■ **Try it**: Return every line from the records below with the string "Procedure".

■ **Dataset records**:

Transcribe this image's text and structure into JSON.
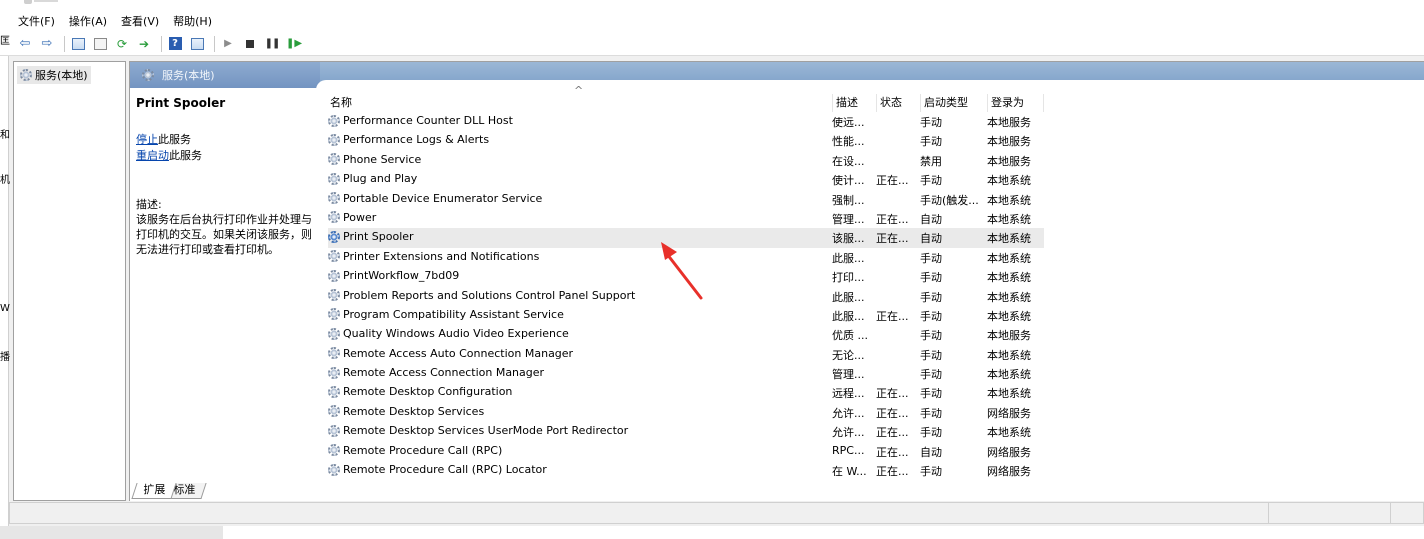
{
  "menubar": {
    "items": [
      "文件(F)",
      "操作(A)",
      "查看(V)",
      "帮助(H)"
    ]
  },
  "toolbar": {
    "icons": [
      "back-arrow-icon",
      "forward-arrow-icon",
      "console-tree-icon",
      "properties-icon",
      "refresh-icon",
      "export-list-icon",
      "help-icon",
      "show-action-pane-icon",
      "start-service-icon",
      "stop-service-icon",
      "pause-service-icon",
      "restart-service-icon"
    ]
  },
  "left_edge": {
    "fragments": [
      "匡",
      "和",
      "机",
      "W",
      "播"
    ]
  },
  "tree": {
    "root_label": "服务(本地)"
  },
  "main": {
    "header_title": "服务(本地)",
    "selected_service": {
      "name": "Print Spooler",
      "stop_link": "停止",
      "stop_suffix": "此服务",
      "restart_link": "重启动",
      "restart_suffix": "此服务",
      "desc_label": "描述:",
      "description": "该服务在后台执行打印作业并处理与打印机的交互。如果关闭该服务，则无法进行打印或查看打印机。"
    },
    "columns": {
      "name": "名称",
      "desc": "描述",
      "status": "状态",
      "startup": "启动类型",
      "logon": "登录为"
    },
    "rows": [
      {
        "name": "Performance Counter DLL Host",
        "desc": "使远...",
        "status": "",
        "startup": "手动",
        "logon": "本地服务"
      },
      {
        "name": "Performance Logs & Alerts",
        "desc": "性能...",
        "status": "",
        "startup": "手动",
        "logon": "本地服务"
      },
      {
        "name": "Phone Service",
        "desc": "在设...",
        "status": "",
        "startup": "禁用",
        "logon": "本地服务"
      },
      {
        "name": "Plug and Play",
        "desc": "使计...",
        "status": "正在...",
        "startup": "手动",
        "logon": "本地系统"
      },
      {
        "name": "Portable Device Enumerator Service",
        "desc": "强制...",
        "status": "",
        "startup": "手动(触发...",
        "logon": "本地系统"
      },
      {
        "name": "Power",
        "desc": "管理...",
        "status": "正在...",
        "startup": "自动",
        "logon": "本地系统"
      },
      {
        "name": "Print Spooler",
        "desc": "该服...",
        "status": "正在...",
        "startup": "自动",
        "logon": "本地系统",
        "selected": true
      },
      {
        "name": "Printer Extensions and Notifications",
        "desc": "此服...",
        "status": "",
        "startup": "手动",
        "logon": "本地系统"
      },
      {
        "name": "PrintWorkflow_7bd09",
        "desc": "打印...",
        "status": "",
        "startup": "手动",
        "logon": "本地系统"
      },
      {
        "name": "Problem Reports and Solutions Control Panel Support",
        "desc": "此服...",
        "status": "",
        "startup": "手动",
        "logon": "本地系统"
      },
      {
        "name": "Program Compatibility Assistant Service",
        "desc": "此服...",
        "status": "正在...",
        "startup": "手动",
        "logon": "本地系统"
      },
      {
        "name": "Quality Windows Audio Video Experience",
        "desc": "优质 ...",
        "status": "",
        "startup": "手动",
        "logon": "本地服务"
      },
      {
        "name": "Remote Access Auto Connection Manager",
        "desc": "无论...",
        "status": "",
        "startup": "手动",
        "logon": "本地系统"
      },
      {
        "name": "Remote Access Connection Manager",
        "desc": "管理...",
        "status": "",
        "startup": "手动",
        "logon": "本地系统"
      },
      {
        "name": "Remote Desktop Configuration",
        "desc": "远程...",
        "status": "正在...",
        "startup": "手动",
        "logon": "本地系统"
      },
      {
        "name": "Remote Desktop Services",
        "desc": "允许...",
        "status": "正在...",
        "startup": "手动",
        "logon": "网络服务"
      },
      {
        "name": "Remote Desktop Services UserMode Port Redirector",
        "desc": "允许...",
        "status": "正在...",
        "startup": "手动",
        "logon": "本地系统"
      },
      {
        "name": "Remote Procedure Call (RPC)",
        "desc": "RPC...",
        "status": "正在...",
        "startup": "自动",
        "logon": "网络服务"
      },
      {
        "name": "Remote Procedure Call (RPC) Locator",
        "desc": "在 W...",
        "status": "正在...",
        "startup": "手动",
        "logon": "网络服务"
      }
    ],
    "tabs": [
      "扩展",
      "标准"
    ]
  },
  "colors": {
    "header_gradient_top": "#9bb7d6",
    "header_gradient_bottom": "#7da0c8",
    "link": "#0645ad",
    "annotation_arrow": "#e8302a",
    "selected_row": "#eaeaea"
  }
}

■ **Written response**:
        "name": "Remote Procedure Call (RPC)",
        "name": "Remote Procedure Call (RPC) Locator",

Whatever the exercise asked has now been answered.